Ease Joint Pain With These Simple Tips
We can't get away with not doing everyday activities and chores at work and at home that may stress our shoulder, wrist, knee and finger joints.
Knowing the avoidable pain of rheumatoid arthritis and osteoarthritis could be reason enough to take the following precautions:
Carrying your Laptop (and everything else you tote):
Instead of taxing weak finger joints by using the handle of your computer bag, wear the shoulder strap diagonally across your body.
When shopping for a purse, choose one that's lightweight and small, so you'll be forced to pack the minimum.
Talking on the phone
Cradling the phone between your ear and shoulder puts tremendous strain on neck and shoulder joints. Instead, try a speakerphone or headset.
Working at your desk
Choose a chair with good support for the small of your back, or add a cushion. To put the least possible stress on hip and knee joints, set up your desk and chair so that your hips and knees are at 90-degree angles while you're sitting.
To protect the joints in your neck, elbows, and wrists, position the computer screen so that you look straight at the monitor, and adjust the keyboard so that your arms are bent at right angles and your wrists are straight when typing.
Opening cans and jars: A can opener with a large, soft, nonslip handle takes the stress off hand joints.
Handling Heavy Loads: Give finger joints a rest by using your palms or your arms instead of your hands. To transport a large package, wrap your arms around it and hug it close to your body. This will distribute the weight, minimising the strain on any one joint. Whenever possible, slide objects rather than lifting them.
At the supermarkets, use paper bags, which most of us naturally carry in our arms because they are delicate. (Our tendency to hook two or three plastic bags over a few fingers puts tremendous tension on those small joints.)
When you do chop, use a large, sharp knife and stand close enough to the counter so that your upper arm is at your side and your elbow is bent comfortably.
Washing Dishes: When washing dishes by hand, keep your back straight and bring each dish toward you. (Leaning over the sink stresses the spine.)

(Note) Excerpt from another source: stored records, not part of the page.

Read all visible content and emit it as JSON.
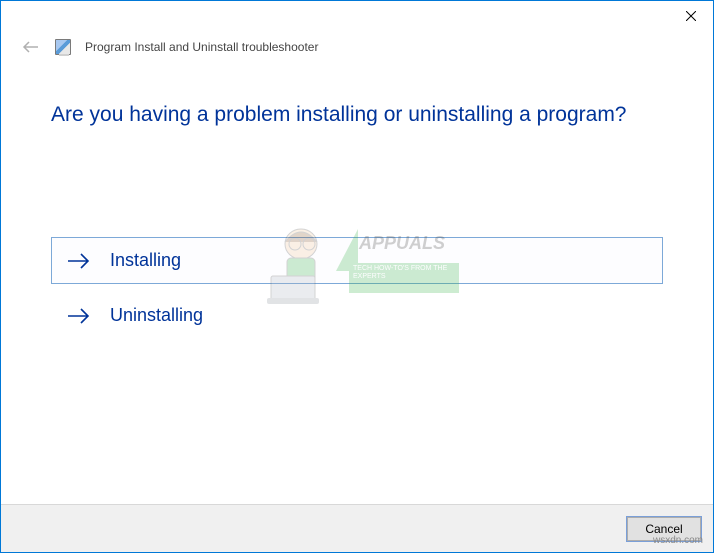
{
  "window": {
    "title": "Program Install and Uninstall troubleshooter"
  },
  "content": {
    "heading": "Are you having a problem installing or uninstalling a program?",
    "options": [
      {
        "label": "Installing",
        "selected": true
      },
      {
        "label": "Uninstalling",
        "selected": false
      }
    ]
  },
  "footer": {
    "cancel": "Cancel"
  },
  "watermark": {
    "brand": "APPUALS",
    "tagline": "TECH HOW-TO'S FROM THE EXPERTS"
  },
  "attribution": "wsxdn.com"
}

The longer the handles on your cleaning tools, the less you'll need to bend while cleaning. Proper technique is also key: Instead of pushing mops with your hands and wrists, employ the full weight of your body by walking just behind this tool, with your arms at your sides and your elbows bent at 90-degree angles.